Three stories of amazing acts of forgiveness

Forgiveness can be the most difficult step in the search for resolution, but as these stories below show, it can also be the first step to peace—no matter how horrendous the circumstances. In honor of International Day of Peace, we share three amazing stories of forgiveness.

The prisoner who forgave her Nazi captor

Corrie Ten Boom, her sister, and her father were imprisoned in the concentration camps of Nazi-occupied Netherlands for harboring Jews. Ten Boom was the only member of her family to survive imprisonment. Decades later, she came face to face with one of her captors. Believing that forgiveness would allow her to rebuild her life, she embraced his hand and forgave.

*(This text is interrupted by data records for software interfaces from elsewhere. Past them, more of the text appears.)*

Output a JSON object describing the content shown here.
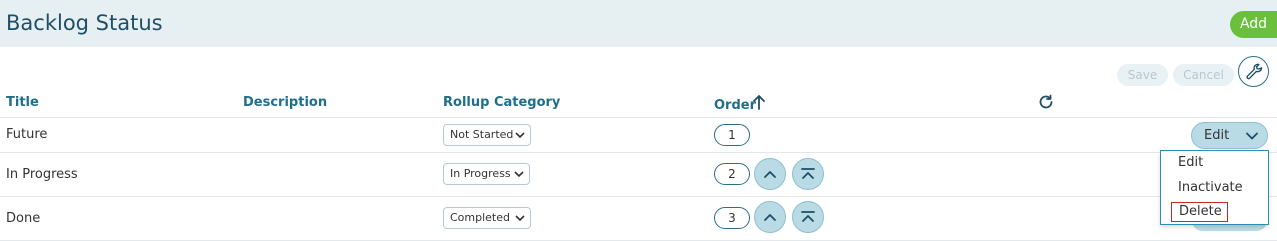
{
  "header": {
    "title": "Backlog Status",
    "add_label": "Add"
  },
  "toolbar": {
    "save_label": "Save",
    "cancel_label": "Cancel"
  },
  "columns": {
    "title": "Title",
    "description": "Description",
    "rollup": "Rollup Category",
    "order": "Order"
  },
  "rows": [
    {
      "title": "Future",
      "description": "",
      "rollup": "Not Started",
      "order": "1"
    },
    {
      "title": "In Progress",
      "description": "",
      "rollup": "In Progress",
      "order": "2"
    },
    {
      "title": "Done",
      "description": "",
      "rollup": "Completed",
      "order": "3"
    }
  ],
  "row_action": {
    "label": "Edit"
  },
  "menu": {
    "items": [
      "Edit",
      "Inactivate",
      "Delete"
    ]
  },
  "colors": {
    "accent": "#6abf3c",
    "header_bg": "#e6f0f3",
    "link": "#1f6f8b",
    "button_bg": "#b9dbe5",
    "delete_outline": "#c62828"
  }
}
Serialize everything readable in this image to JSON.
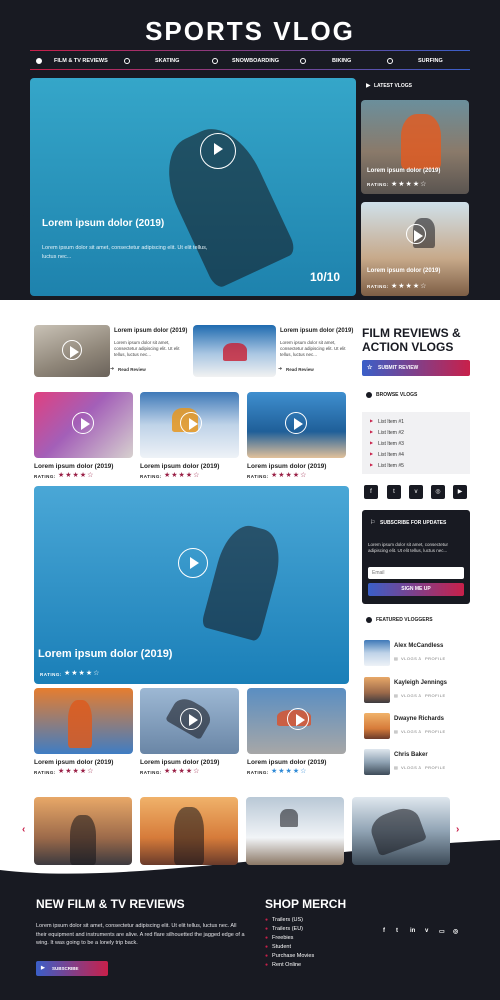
{
  "site_title": "SPORTS VLOG",
  "nav": [
    "FILM & TV REVIEWS",
    "SKATING",
    "SNOWBOARDING",
    "BIKING",
    "SURFING"
  ],
  "hero": {
    "title": "Lorem ipsum dolor (2019)",
    "text": "Lorem ipsum dolor sit amet, consectetur adipiscing elit. Ut elit tellus, luctus nec...",
    "score": "10/10"
  },
  "latest": {
    "heading": "LATEST VLOGS",
    "items": [
      {
        "title": "Lorem ipsum dolor (2019)",
        "rating_label": "RATING:",
        "stars": "★★★★☆"
      },
      {
        "title": "Lorem ipsum dolor (2019)",
        "rating_label": "RATING:",
        "stars": "★★★★☆"
      }
    ]
  },
  "reviews": [
    {
      "title": "Lorem ipsum dolor (2019)",
      "text": "Lorem ipsum dolor sit amet, consectetur adipiscing elit. Ut elit tellus, luctus nec...",
      "link": "Read Review"
    },
    {
      "title": "Lorem ipsum dolor (2019)",
      "text": "Lorem ipsum dolor sit amet, consectetur adipiscing elit. Ut elit tellus, luctus nec...",
      "link": "Read Review"
    }
  ],
  "grid_row1": [
    {
      "title": "Lorem ipsum dolor (2019)",
      "rating_label": "RATING:",
      "stars": "★★★★☆"
    },
    {
      "title": "Lorem ipsum dolor (2019)",
      "rating_label": "RATING:",
      "stars": "★★★★☆"
    },
    {
      "title": "Lorem ipsum dolor (2019)",
      "rating_label": "RATING:",
      "stars": "★★★★☆"
    }
  ],
  "feature": {
    "title": "Lorem ipsum dolor (2019)",
    "rating_label": "RATING:",
    "stars": "★★★★☆"
  },
  "grid_row2": [
    {
      "title": "Lorem ipsum dolor (2019)",
      "rating_label": "RATING:",
      "stars": "★★★★☆"
    },
    {
      "title": "Lorem ipsum dolor (2019)",
      "rating_label": "RATING:",
      "stars": "★★★★☆"
    },
    {
      "title": "Lorem ipsum dolor (2019)",
      "rating_label": "RATING:",
      "stars": "★★★★☆"
    }
  ],
  "sidebar": {
    "heading": "FILM REVIEWS & ACTION VLOGS",
    "submit_button": "SUBMIT REVIEW",
    "browse_heading": "BROWSE VLOGS",
    "list_items": [
      "List Item #1",
      "List Item #2",
      "List Item #3",
      "List Item #4",
      "List Item #5"
    ],
    "social": [
      "f",
      "t",
      "v",
      "◎",
      "▶"
    ],
    "subscribe": {
      "heading": "SUBSCRIBE FOR UPDATES",
      "text": "Lorem ipsum dolor sit amet, consectetur adipiscing elit. Ut elit tellus, luctus nec...",
      "email_placeholder": "Email",
      "button": "SIGN ME UP"
    },
    "featured_heading": "FEATURED VLOGGERS",
    "vloggers": [
      {
        "name": "Alex McCandless",
        "vlogs": "VLOGS",
        "profile": "PROFILE"
      },
      {
        "name": "Kayleigh Jennings",
        "vlogs": "VLOGS",
        "profile": "PROFILE"
      },
      {
        "name": "Dwayne Richards",
        "vlogs": "VLOGS",
        "profile": "PROFILE"
      },
      {
        "name": "Chris Baker",
        "vlogs": "VLOGS",
        "profile": "PROFILE"
      }
    ]
  },
  "footer": {
    "reviews_heading": "NEW FILM & TV REVIEWS",
    "reviews_text": "Lorem ipsum dolor sit amet, consectetur adipiscing elit. Ut elit tellus, luctus nec. All their equipment and instruments are alive. A red flare silhouetted the jagged edge of a wing. It was going to be a lonely trip back.",
    "subscribe_button": "SUBSCRIBE",
    "merch_heading": "SHOP MERCH",
    "merch_links": [
      "Trailers (US)",
      "Trailers (EU)",
      "Freebies",
      "Student",
      "Purchase Movies",
      "Rent Online"
    ],
    "social": [
      "f",
      "t",
      "in",
      "v",
      "▭",
      "◎"
    ]
  },
  "colors": {
    "accent": "#c8204a",
    "brand_blue": "#3a5fc8",
    "dark": "#181a22"
  }
}
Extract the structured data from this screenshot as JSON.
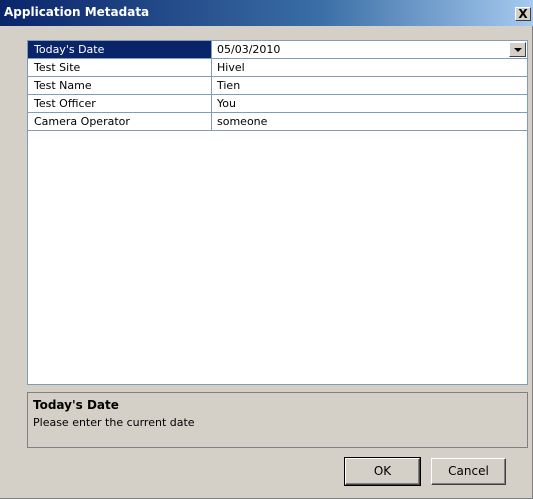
{
  "window": {
    "title": "Application Metadata",
    "close_glyph": "X"
  },
  "properties": [
    {
      "name": "Today's Date",
      "value": "05/03/2010",
      "selected": true,
      "has_dropdown": true
    },
    {
      "name": "Test Site",
      "value": "Hivel"
    },
    {
      "name": "Test Name",
      "value": "Tien"
    },
    {
      "name": "Test Officer",
      "value": "You"
    },
    {
      "name": "Camera Operator",
      "value": "someone"
    }
  ],
  "help": {
    "title": "Today's Date",
    "description": "Please enter the current date"
  },
  "buttons": {
    "ok": "OK",
    "cancel": "Cancel"
  },
  "colors": {
    "titlebar": "#0a246a",
    "selection": "#0a246a",
    "dialog_bg": "#d4d0c8",
    "grid_line": "#7f9db9"
  }
}
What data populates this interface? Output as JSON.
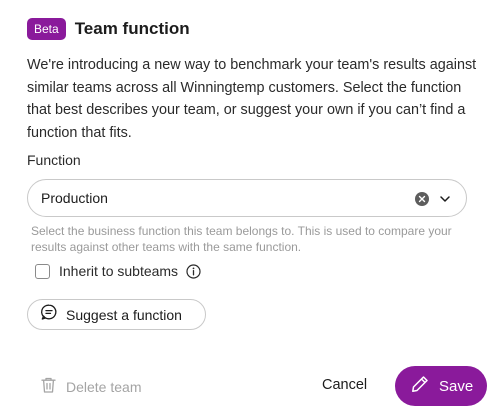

The mother who forgave her son’s killer

Samereh Alinejad’s son Adbollah was stabbed to death in a street fight in Iran in 2007. Samereh had already lost one child years ago. The night before her son’s killer was to be executed, Samereh had a dream in which Abdollah had wished for forgiveness and decided to pardon the man.

The Rwandan genocide survivor who forgave a Hutu militant that murdered her family

Immaculee Ilibagiza was forced into hiding during the Rwandan Genocide. She hid for three months in a tiny bathroom with seven other women, until the killing was over, only to discover that her entire family living in Rwanda had been killed by Hutu militants. Years later, Ilibagiza, a Tutsi, visited the prison where one of her family’s killers was incarcerated. She believed the rest of his life would be one of torment and regret. Taking pity on him, she offered all that she could by saying the unthinkable, “I forgive you.”